Shoalhaven women are receiving a skills-boost in horticulture and hospitality skills under a new program uniting Aboriginal women’s health service Waminda with TAFE NSW and the Botanic Gardens.
In a first for the region, the Women’s Traditional Food Program provides participants with skills in in Horticulture and Hospitality through a TAFE NSW Statement of Attainment in Individual Pathways.
The program ran one day per week throughout 2022 at Waminda’s garden property, Kareela, located in Terara. Another program is planned for 2023.
The program is helping build a pipeline of people with the skills to work in two growth industries. According to the Australian Government’s Job Outlook, the gardening services industry is set for strong growth, generating annual revenue of nearly $3 billion by 2024. In hospitality there is a demand for people who have or are currently gaining qualifications as the sector rebuilds following the pandemic.
Shoalhaven resident Kylara Brown is taking part in the program and works in Waminda’s social enterprise, Blak Cede.
Kylara said she is combining her passion for cooking and hospitality with her growing horticultural knowledge to help produce delicious Indigenous foods sold locally at markets and online.
“I love cooking and this course is building on my knowledge of native and local plants and how I can use them to come up with new flavours in the cooking I do with Blak Cede,” Kylara said.
“This course is giving me the skills and confidence to build on the experience I already have.

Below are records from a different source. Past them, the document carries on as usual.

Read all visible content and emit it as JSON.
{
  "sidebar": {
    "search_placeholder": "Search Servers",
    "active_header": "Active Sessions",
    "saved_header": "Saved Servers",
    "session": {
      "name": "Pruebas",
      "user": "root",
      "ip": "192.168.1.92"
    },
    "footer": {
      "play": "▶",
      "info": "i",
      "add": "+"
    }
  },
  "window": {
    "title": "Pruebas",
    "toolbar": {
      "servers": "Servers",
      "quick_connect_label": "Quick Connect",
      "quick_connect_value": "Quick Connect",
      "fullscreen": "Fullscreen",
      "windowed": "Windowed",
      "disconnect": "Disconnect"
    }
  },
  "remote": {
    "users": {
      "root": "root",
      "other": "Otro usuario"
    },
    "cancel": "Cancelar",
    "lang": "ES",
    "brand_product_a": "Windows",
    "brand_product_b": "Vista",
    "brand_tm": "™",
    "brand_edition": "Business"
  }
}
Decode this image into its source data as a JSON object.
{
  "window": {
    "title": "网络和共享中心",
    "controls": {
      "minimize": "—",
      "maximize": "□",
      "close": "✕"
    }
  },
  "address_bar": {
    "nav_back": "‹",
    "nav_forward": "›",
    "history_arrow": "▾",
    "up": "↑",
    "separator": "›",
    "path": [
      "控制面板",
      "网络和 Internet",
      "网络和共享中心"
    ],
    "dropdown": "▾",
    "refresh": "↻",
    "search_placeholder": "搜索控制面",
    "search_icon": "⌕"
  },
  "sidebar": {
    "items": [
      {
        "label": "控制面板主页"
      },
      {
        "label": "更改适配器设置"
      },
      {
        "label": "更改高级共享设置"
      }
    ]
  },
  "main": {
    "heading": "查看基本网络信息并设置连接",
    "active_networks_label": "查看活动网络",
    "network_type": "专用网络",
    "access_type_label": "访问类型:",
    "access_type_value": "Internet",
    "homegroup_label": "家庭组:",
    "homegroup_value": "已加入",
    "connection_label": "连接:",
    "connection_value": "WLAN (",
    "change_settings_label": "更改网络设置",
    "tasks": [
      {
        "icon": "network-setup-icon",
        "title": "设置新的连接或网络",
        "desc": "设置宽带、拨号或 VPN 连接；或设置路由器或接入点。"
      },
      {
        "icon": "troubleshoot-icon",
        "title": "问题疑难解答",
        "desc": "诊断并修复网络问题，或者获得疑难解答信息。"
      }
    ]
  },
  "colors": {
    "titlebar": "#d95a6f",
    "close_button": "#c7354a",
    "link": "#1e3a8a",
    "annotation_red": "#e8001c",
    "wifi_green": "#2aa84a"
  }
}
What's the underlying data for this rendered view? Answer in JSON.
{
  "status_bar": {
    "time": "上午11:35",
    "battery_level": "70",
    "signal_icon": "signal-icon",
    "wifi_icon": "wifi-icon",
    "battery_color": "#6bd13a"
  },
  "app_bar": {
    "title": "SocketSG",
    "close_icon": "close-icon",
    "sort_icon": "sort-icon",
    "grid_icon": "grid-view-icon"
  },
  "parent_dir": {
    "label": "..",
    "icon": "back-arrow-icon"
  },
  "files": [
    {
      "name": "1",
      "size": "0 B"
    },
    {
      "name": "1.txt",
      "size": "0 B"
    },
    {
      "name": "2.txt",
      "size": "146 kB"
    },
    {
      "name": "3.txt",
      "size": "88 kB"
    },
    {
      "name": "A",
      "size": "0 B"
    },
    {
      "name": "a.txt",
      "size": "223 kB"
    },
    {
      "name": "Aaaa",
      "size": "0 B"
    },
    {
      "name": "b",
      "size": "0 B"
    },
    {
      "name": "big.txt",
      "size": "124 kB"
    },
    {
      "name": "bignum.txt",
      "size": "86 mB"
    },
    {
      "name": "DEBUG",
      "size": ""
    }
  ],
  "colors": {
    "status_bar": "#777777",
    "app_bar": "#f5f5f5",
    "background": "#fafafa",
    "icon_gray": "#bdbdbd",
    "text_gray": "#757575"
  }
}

I’ve learned a lot about maintaining the plants and about their origins, with a focus on local plants.”
Lynne Dooley oversees the Women’s Traditional Food Program at Kareela, she said it was “an opportunity to build on the knowledge that our staff and volunteers bring to the garden, and to learn more about native plants, understanding their cultural significance and their medicinal and culinary uses.
“Working with TAFE NSW teachers and the Royal Botanic Gardens Community Greening provides students with expertise and knowledge around specific plants and what they need to thrive.
“Essentially this is all about creating job opportunities out here and TAFE NSW and Community Greening are helping us to support women increase their knowledge and confidence.
“This is an important collaboration for us, where cultural learning is supported by accredited training, leading to employment pathways. In fact, several participants are going to enrol in another horticulture course at TAFE NSW to further their knowledge.”
Media contact: Adam Wright, TAFE NSW Communications Specialist, mobile 0466 375 552.